_What you need to do_: Using the records below, please work out how many lines contain "Regenerate"; answer with the number alone.

_Data to examine_:
Segment Open
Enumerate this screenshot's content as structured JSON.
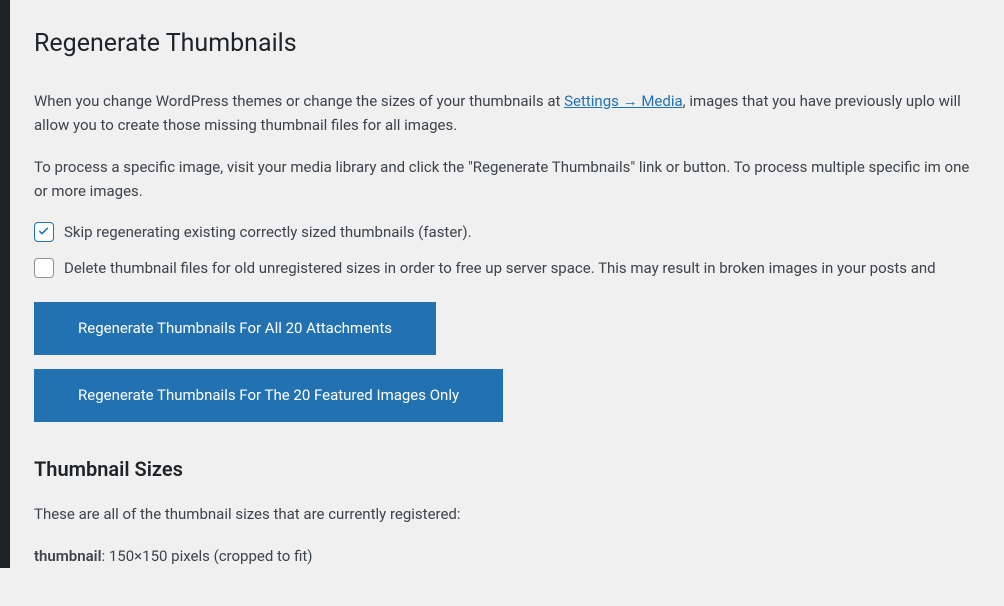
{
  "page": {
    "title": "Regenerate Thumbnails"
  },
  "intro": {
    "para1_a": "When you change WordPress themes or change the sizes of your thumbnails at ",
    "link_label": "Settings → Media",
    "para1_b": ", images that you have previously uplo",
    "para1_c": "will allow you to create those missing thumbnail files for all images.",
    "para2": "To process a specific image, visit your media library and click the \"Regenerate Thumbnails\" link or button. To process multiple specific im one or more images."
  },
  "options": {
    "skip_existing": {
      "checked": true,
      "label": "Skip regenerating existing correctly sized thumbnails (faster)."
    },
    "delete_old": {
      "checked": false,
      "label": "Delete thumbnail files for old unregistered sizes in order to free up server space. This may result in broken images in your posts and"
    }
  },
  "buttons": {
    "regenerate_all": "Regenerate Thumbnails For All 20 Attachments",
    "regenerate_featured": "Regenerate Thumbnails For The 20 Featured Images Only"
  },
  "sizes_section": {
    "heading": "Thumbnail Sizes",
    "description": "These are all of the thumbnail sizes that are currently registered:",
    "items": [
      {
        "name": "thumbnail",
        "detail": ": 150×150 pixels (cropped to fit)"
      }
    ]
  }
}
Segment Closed
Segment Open
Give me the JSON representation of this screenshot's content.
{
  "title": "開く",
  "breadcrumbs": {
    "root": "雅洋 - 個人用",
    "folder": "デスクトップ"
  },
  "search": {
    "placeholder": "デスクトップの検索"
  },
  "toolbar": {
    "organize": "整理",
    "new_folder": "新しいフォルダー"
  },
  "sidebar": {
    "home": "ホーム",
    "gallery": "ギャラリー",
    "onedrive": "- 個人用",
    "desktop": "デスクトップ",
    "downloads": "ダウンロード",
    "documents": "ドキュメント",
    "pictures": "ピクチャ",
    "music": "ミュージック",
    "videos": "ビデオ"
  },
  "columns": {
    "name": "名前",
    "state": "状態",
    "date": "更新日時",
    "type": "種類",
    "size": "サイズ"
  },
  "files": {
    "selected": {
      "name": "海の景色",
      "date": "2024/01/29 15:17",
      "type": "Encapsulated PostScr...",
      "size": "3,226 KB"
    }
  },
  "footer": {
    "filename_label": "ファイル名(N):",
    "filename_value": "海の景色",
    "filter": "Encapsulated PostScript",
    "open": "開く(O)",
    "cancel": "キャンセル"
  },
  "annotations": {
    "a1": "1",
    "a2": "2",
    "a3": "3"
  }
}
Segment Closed
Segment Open
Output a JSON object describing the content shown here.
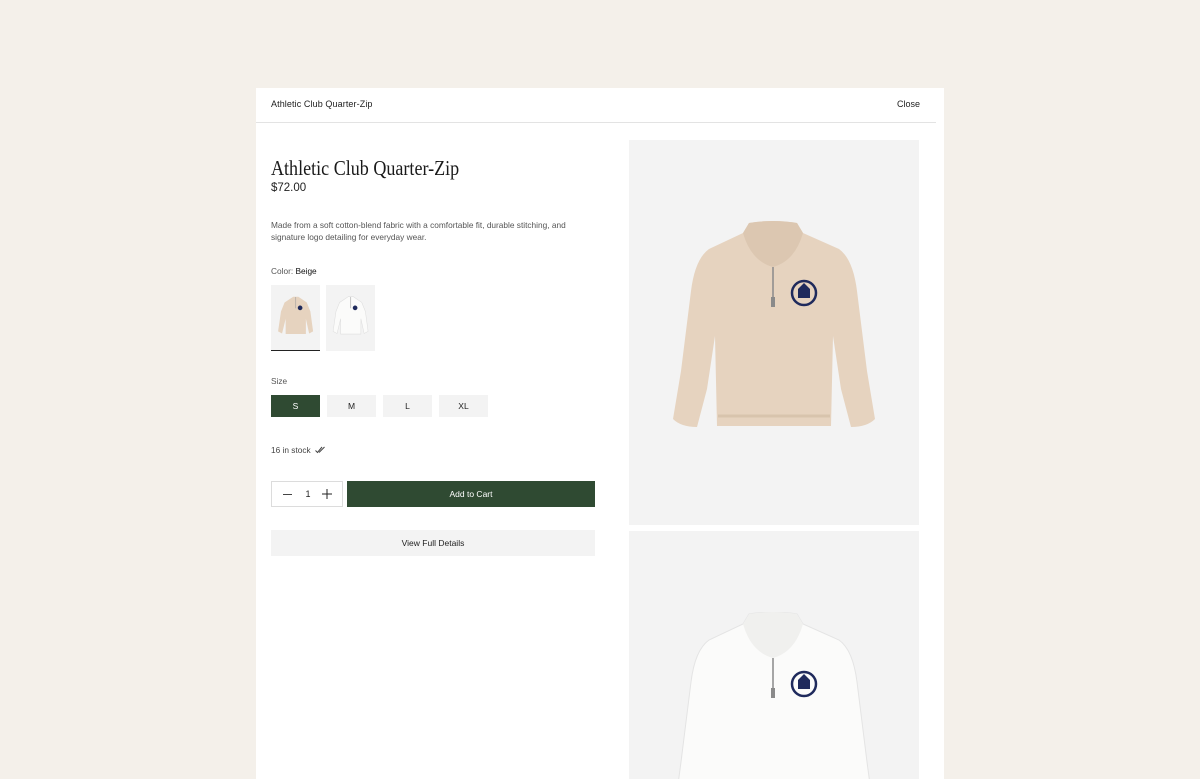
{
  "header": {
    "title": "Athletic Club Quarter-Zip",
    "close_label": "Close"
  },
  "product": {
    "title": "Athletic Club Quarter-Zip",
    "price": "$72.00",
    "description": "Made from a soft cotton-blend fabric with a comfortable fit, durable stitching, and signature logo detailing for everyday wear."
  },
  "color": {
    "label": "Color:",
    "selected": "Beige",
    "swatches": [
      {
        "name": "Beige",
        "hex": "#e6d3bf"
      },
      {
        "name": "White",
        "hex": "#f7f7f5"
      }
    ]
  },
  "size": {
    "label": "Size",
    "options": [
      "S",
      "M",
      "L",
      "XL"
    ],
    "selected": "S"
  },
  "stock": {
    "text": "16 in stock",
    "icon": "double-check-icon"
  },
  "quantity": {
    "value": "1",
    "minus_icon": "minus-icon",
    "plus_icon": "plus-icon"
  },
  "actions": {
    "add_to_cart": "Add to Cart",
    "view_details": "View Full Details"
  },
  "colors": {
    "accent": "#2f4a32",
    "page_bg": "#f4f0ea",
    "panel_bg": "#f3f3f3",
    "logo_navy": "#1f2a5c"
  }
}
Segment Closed
_Answer to this problem_: 4